"Back when I was young..."
Maybe you meant to say "three decades ago", but I'm not sure about that either. Two decades ago, building a new PC or performing CPU and RAM upgrades was as trivial as it is now and GPU upgrades were fairly similar to what they look like today as well (uninstall driver, swap cards, install new driver, cross your fingers). Replacing everything but the hard drive on a live system would have probably required an OS reinstall, whereas now Windows pretty much sucks it up, but it wouldn't be rocket science, it would just take an afternoon. And heck, I'm not even sure about three decades ago. In the early days, you often just popped expansion cards into the PC and software that was designed to support it just worked with it, without any drivers being required. Sure, maybe you had to set a few jumpers here and there, like finding an IRQ/DMA/IO combination that was available, but that wasn't as difficult a task as some suggest today, and with that you were often good to go.

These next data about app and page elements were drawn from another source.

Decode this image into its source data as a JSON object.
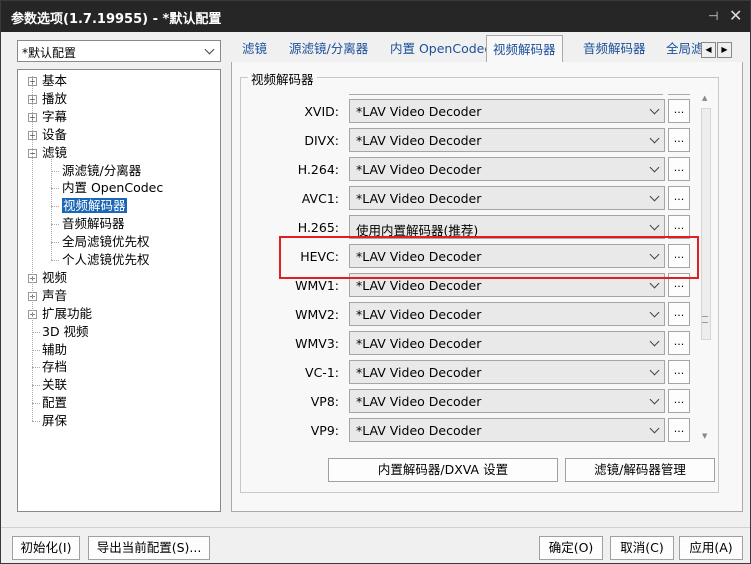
{
  "window": {
    "title": "参数选项(1.7.19955) - *默认配置",
    "pin_glyph": "⊣",
    "close_glyph": "✕"
  },
  "profile": {
    "value": "*默认配置"
  },
  "tree": {
    "items": [
      {
        "label": "基本",
        "expandable": true
      },
      {
        "label": "播放",
        "expandable": true
      },
      {
        "label": "字幕",
        "expandable": true
      },
      {
        "label": "设备",
        "expandable": true
      },
      {
        "label": "滤镜",
        "expanded": true
      },
      {
        "label": "源滤镜/分离器"
      },
      {
        "label": "内置 OpenCodec"
      },
      {
        "label": "视频解码器",
        "selected": true
      },
      {
        "label": "音频解码器"
      },
      {
        "label": "全局滤镜优先权"
      },
      {
        "label": "个人滤镜优先权"
      },
      {
        "label": "视频",
        "expandable": true
      },
      {
        "label": "声音",
        "expandable": true
      },
      {
        "label": "扩展功能",
        "expandable": true
      },
      {
        "label": "3D 视频"
      },
      {
        "label": "辅助"
      },
      {
        "label": "存档"
      },
      {
        "label": "关联"
      },
      {
        "label": "配置"
      },
      {
        "label": "屏保"
      }
    ]
  },
  "tabs": [
    "滤镜",
    "源滤镜/分离器",
    "内置 OpenCodec",
    "视频解码器",
    "音频解码器",
    "全局滤"
  ],
  "active_tab": "视频解码器",
  "tab_scroll": {
    "left": "◀",
    "right": "▶"
  },
  "group": {
    "label": "视频解码器"
  },
  "decoders": [
    {
      "label": "XVID:",
      "value": "*LAV Video Decoder"
    },
    {
      "label": "DIVX:",
      "value": "*LAV Video Decoder"
    },
    {
      "label": "H.264:",
      "value": "*LAV Video Decoder"
    },
    {
      "label": "AVC1:",
      "value": "*LAV Video Decoder"
    },
    {
      "label": "H.265:",
      "value": "使用内置解码器(推荐)"
    },
    {
      "label": "HEVC:",
      "value": "*LAV Video Decoder",
      "highlighted": true
    },
    {
      "label": "WMV1:",
      "value": "*LAV Video Decoder"
    },
    {
      "label": "WMV2:",
      "value": "*LAV Video Decoder"
    },
    {
      "label": "WMV3:",
      "value": "*LAV Video Decoder"
    },
    {
      "label": "VC-1:",
      "value": "*LAV Video Decoder"
    },
    {
      "label": "VP8:",
      "value": "*LAV Video Decoder"
    },
    {
      "label": "VP9:",
      "value": "*LAV Video Decoder"
    }
  ],
  "more_button": "...",
  "highlight_color": "#e02020",
  "panel_buttons": {
    "dxva": "内置解码器/DXVA 设置",
    "manage": "滤镜/解码器管理"
  },
  "footer": {
    "init": "初始化(I)",
    "export": "导出当前配置(S)...",
    "ok": "确定(O)",
    "cancel": "取消(C)",
    "apply": "应用(A)"
  }
}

In short, while I'm not denying some improvement has occurred since those early days, PCs have always (by design) been fairly approachable and upgradeable, it's just that they used to be new and people were more mystified by them than they are now.